Do you think that in modern day, logic and emotion can work in harmony?
This question reminds me of those tests you get on Facebook. The ones about ‘Which side of the brain are you?’ I’ve never really understood them because they imply that you can’t be both.
(I’ve done the tests by the way, and I got ‘equally left and
Thank you. So you can be both logical and emotional?
In the context of the play though, it’s certainly the issue that underlies it all. Connie questions whether or not Tristan is on a placebo. This upsets her because she is worried that the drug is causing her emotions to overpower her logic. Whereas Tristan is supposedly acting clear-headed and has control over his emotions. So I suppose the question is – if your emotions are being manipulated, can you trust your own logic? This is the problem that Dr James has with anti-depressants. She believes that she is her ‘true’ self without medication, and that her emotions and logic would be affected if she were to take drugs. I think this is a fear that I also have, and perhaps in the modern-day, where 1 in 11 adults in Britain are prescribed anti-depressants, the balancing of logic and emotion is becoming a concern for more and more people.
This has themes of 'sanity, neurology and the limits of medicine, alongside ideas of fate, loyalty and the inevitability of physical attraction' are explored. How do you think they are all linked?
Gosh that’s a big question!
Haha! (Please do answer it!)
Certainly neurology is linked to physical attraction. There is an abundance of papers and lectures on the subject, and it’s basically what the whole play is about! Loyalty is harder to link to physical attraction because it tends to be a result of longer- term relationships, where loyalty has had a chance to establish. Though in the case of ‘The Effect’, everything is heightened by the drug so we have to accept that this is an extreme case scenario, where two people might be able to at least replicate a stronger, more long term bond.
Ultimately, the themes are all linked because they are all linked to love. Or lust. Whichever you’d describe Connie and Tristan’s relationship as. They’re all quite big themes, and you could write another hundred plays on the topic while barely scratching the surface, but we’re definitely digging deeper with ‘The Effect’.
Which one do you think comes first? Physical attraction or loyalty? Why?
In a romantic relationship, assuming it originated in physical attraction, I would assume the former would appear first, and then loyalty would grow in time.The pair struggle when secrets are kept from one another, despite the shortness of their relationship. The issues lie in an imbalance between each person’s feelings of loyalty towards the other.
Is this a 'head over heart'/Science vs Art/ Logic vs Emotion inner-battle that the human state goes through?
The play definitely covers logic vs emotion, as you mentioned in your previous question. It makes the battle between head over heart quite literal by putting the characters in a situation where their emotions are potentially not trustworthy, but neither are their ‘heads’.
Which main lessons do you hope for your audience to take away?
I’d like to open up the conversation about depression. It’s definitely becoming a less ‘taboo’ subject, and it’s exciting to see it represented on stage in a very physical form. I think a lot of people can identify with feelings of depression, whether short term or long term, and it can be quite a personal thing. I’d like to think that people will leave the show and want to talk about it. That’s really all I’d want.

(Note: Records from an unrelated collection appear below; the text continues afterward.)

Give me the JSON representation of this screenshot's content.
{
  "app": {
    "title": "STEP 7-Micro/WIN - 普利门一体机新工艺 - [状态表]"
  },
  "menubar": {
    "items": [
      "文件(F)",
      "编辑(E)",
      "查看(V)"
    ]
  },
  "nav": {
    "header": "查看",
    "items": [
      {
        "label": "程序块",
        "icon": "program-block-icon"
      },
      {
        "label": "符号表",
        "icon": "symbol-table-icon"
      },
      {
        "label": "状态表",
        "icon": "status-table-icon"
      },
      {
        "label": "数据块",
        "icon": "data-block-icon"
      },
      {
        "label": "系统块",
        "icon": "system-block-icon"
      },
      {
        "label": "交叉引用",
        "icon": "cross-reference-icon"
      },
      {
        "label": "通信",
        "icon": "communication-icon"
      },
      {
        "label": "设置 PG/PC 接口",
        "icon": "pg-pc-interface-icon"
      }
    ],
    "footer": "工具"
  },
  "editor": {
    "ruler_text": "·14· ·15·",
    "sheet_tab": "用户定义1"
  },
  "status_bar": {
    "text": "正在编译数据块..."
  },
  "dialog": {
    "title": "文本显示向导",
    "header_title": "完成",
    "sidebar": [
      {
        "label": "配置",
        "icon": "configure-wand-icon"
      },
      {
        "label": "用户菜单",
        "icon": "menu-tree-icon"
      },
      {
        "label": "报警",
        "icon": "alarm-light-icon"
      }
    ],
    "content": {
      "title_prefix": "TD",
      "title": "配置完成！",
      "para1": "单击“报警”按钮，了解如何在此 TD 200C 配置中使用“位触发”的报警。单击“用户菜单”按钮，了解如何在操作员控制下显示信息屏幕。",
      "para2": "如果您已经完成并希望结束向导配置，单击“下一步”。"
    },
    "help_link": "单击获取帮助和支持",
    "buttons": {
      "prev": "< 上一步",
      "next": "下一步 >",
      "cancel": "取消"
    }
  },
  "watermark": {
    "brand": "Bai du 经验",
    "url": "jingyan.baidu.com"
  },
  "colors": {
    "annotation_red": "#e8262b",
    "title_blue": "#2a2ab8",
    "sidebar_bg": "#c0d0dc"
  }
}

Thank you so much for this opportunity Kathryn, it was great being able to discuss these topics with you. I really DO hope this opens up communication about depression, and stamps out the stigma of Mental Health.
If you are suffering from a Mental Health problem, please seek out help. Talk to someone you trust. Talk to your GP about your concerns.
I hope and pray you recover :)